Each record that follows is to be reproduced verbatim.
══ EXTRACTED INFORMATION
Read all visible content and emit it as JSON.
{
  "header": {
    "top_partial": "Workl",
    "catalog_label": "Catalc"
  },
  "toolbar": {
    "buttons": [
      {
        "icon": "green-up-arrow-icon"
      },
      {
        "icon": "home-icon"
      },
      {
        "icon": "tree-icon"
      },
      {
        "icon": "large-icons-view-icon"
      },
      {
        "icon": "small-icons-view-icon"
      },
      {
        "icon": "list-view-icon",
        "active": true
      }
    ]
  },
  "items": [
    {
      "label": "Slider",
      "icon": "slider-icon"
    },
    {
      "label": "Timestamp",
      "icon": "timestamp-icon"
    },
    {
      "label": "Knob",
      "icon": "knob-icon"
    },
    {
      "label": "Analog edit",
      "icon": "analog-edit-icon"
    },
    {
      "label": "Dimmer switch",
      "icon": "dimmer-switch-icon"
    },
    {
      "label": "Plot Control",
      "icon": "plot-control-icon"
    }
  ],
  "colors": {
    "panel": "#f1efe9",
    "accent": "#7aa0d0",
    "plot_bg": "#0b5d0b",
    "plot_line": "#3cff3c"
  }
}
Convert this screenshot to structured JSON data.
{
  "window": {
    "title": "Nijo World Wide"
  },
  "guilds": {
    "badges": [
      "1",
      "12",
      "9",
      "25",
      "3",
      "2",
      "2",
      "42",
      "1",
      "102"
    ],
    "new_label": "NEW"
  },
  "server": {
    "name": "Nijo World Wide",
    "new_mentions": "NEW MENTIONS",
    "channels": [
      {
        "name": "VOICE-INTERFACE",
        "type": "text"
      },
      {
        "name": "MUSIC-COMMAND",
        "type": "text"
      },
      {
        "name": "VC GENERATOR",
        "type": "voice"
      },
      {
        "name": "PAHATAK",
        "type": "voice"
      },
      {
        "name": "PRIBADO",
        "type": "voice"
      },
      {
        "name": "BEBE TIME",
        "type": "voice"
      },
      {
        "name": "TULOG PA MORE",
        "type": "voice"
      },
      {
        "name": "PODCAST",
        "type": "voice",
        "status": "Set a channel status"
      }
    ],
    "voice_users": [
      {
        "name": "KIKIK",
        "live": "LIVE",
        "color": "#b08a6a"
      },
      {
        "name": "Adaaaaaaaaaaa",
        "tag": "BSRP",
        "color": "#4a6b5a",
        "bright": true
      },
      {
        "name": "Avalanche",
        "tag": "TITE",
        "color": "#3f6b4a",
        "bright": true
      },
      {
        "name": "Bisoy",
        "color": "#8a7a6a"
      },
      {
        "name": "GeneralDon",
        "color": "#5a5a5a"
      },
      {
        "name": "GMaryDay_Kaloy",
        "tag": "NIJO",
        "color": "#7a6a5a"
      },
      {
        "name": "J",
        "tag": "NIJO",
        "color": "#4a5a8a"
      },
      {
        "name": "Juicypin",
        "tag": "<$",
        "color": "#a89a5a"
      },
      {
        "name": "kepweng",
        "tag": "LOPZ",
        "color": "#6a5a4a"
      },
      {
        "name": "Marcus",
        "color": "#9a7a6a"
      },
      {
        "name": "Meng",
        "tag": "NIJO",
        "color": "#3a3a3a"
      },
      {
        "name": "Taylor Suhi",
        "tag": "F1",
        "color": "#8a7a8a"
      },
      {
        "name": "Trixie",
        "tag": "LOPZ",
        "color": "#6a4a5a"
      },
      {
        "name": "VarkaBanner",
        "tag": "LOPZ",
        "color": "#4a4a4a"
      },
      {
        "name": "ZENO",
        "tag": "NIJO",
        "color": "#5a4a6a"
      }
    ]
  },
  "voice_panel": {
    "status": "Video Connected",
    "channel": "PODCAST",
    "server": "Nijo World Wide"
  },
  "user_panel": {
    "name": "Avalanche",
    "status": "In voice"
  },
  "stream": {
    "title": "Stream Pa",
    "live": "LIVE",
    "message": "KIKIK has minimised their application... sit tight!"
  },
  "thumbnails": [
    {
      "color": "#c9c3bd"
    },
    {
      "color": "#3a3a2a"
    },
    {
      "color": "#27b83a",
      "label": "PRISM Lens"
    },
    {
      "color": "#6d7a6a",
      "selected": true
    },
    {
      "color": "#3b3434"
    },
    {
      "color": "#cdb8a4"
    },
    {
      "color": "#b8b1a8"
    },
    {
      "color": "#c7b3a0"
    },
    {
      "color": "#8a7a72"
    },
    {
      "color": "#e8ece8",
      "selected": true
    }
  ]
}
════
- _TASK OUTPUT_
Read all visible content and emit it as JSON.
{
  "header": {
    "top_partial": "Workl",
    "catalog_label": "Catalc"
  },
  "toolbar": {
    "buttons": [
      {
        "icon": "green-up-arrow-icon"
      },
      {
        "icon": "home-icon"
      },
      {
        "icon": "tree-icon"
      },
      {
        "icon": "large-icons-view-icon"
      },
      {
        "icon": "small-icons-view-icon"
      },
      {
        "icon": "list-view-icon",
        "active": true
      }
    ]
  },
  "items": [
    {
      "label": "Slider",
      "icon": "slider-icon"
    },
    {
      "label": "Timestamp",
      "icon": "timestamp-icon"
    },
    {
      "label": "Knob",
      "icon": "knob-icon"
    },
    {
      "label": "Analog edit",
      "icon": "analog-edit-icon"
    },
    {
      "label": "Dimmer switch",
      "icon": "dimmer-switch-icon"
    },
    {
      "label": "Plot Control",
      "icon": "plot-control-icon"
    }
  ],
  "colors": {
    "panel": "#f1efe9",
    "accent": "#7aa0d0",
    "plot_bg": "#0b5d0b",
    "plot_line": "#3cff3c"
  }
}
Convert this screenshot to structured JSON data.
{
  "window": {
    "title": "Nijo World Wide"
  },
  "guilds": {
    "badges": [
      "1",
      "12",
      "9",
      "25",
      "3",
      "2",
      "2",
      "42",
      "1",
      "102"
    ],
    "new_label": "NEW"
  },
  "server": {
    "name": "Nijo World Wide",
    "new_mentions": "NEW MENTIONS",
    "channels": [
      {
        "name": "VOICE-INTERFACE",
        "type": "text"
      },
      {
        "name": "MUSIC-COMMAND",
        "type": "text"
      },
      {
        "name": "VC GENERATOR",
        "type": "voice"
      },
      {
        "name": "PAHATAK",
        "type": "voice"
      },
      {
        "name": "PRIBADO",
        "type": "voice"
      },
      {
        "name": "BEBE TIME",
        "type": "voice"
      },
      {
        "name": "TULOG PA MORE",
        "type": "voice"
      },
      {
        "name": "PODCAST",
        "type": "voice",
        "status": "Set a channel status"
      }
    ],
    "voice_users": [
      {
        "name": "KIKIK",
        "live": "LIVE",
        "color": "#b08a6a"
      },
      {
        "name": "Adaaaaaaaaaaa",
        "tag": "BSRP",
        "color": "#4a6b5a",
        "bright": true
      },
      {
        "name": "Avalanche",
        "tag": "TITE",
        "color": "#3f6b4a",
        "bright": true
      },
      {
        "name": "Bisoy",
        "color": "#8a7a6a"
      },
      {
        "name": "GeneralDon",
        "color": "#5a5a5a"
      },
      {
        "name": "GMaryDay_Kaloy",
        "tag": "NIJO",
        "color": "#7a6a5a"
      },
      {
        "name": "J",
        "tag": "NIJO",
        "color": "#4a5a8a"
      },
      {
        "name": "Juicypin",
        "tag": "<$",
        "color": "#a89a5a"
      },
      {
        "name": "kepweng",
        "tag": "LOPZ",
        "color": "#6a5a4a"
      },
      {
        "name": "Marcus",
        "color": "#9a7a6a"
      },
      {
        "name": "Meng",
        "tag": "NIJO",
        "color": "#3a3a3a"
      },
      {
        "name": "Taylor Suhi",
        "tag": "F1",
        "color": "#8a7a8a"
      },
      {
        "name": "Trixie",
        "tag": "LOPZ",
        "color": "#6a4a5a"
      },
      {
        "name": "VarkaBanner",
        "tag": "LOPZ",
        "color": "#4a4a4a"
      },
      {
        "name": "ZENO",
        "tag": "NIJO",
        "color": "#5a4a6a"
      }
    ]
  },
  "voice_panel": {
    "status": "Video Connected",
    "channel": "PODCAST",
    "server": "Nijo World Wide"
  },
  "user_panel": {
    "name": "Avalanche",
    "status": "In voice"
  },
  "stream": {
    "title": "Stream Pa",
    "live": "LIVE",
    "message": "KIKIK has minimised their application... sit tight!"
  },
  "thumbnails": [
    {
      "color": "#c9c3bd"
    },
    {
      "color": "#3a3a2a"
    },
    {
      "color": "#27b83a",
      "label": "PRISM Lens"
    },
    {
      "color": "#6d7a6a",
      "selected": true
    },
    {
      "color": "#3b3434"
    },
    {
      "color": "#cdb8a4"
    },
    {
      "color": "#b8b1a8"
    },
    {
      "color": "#c7b3a0"
    },
    {
      "color": "#8a7a72"
    },
    {
      "color": "#e8ece8",
      "selected": true
    }
  ]
}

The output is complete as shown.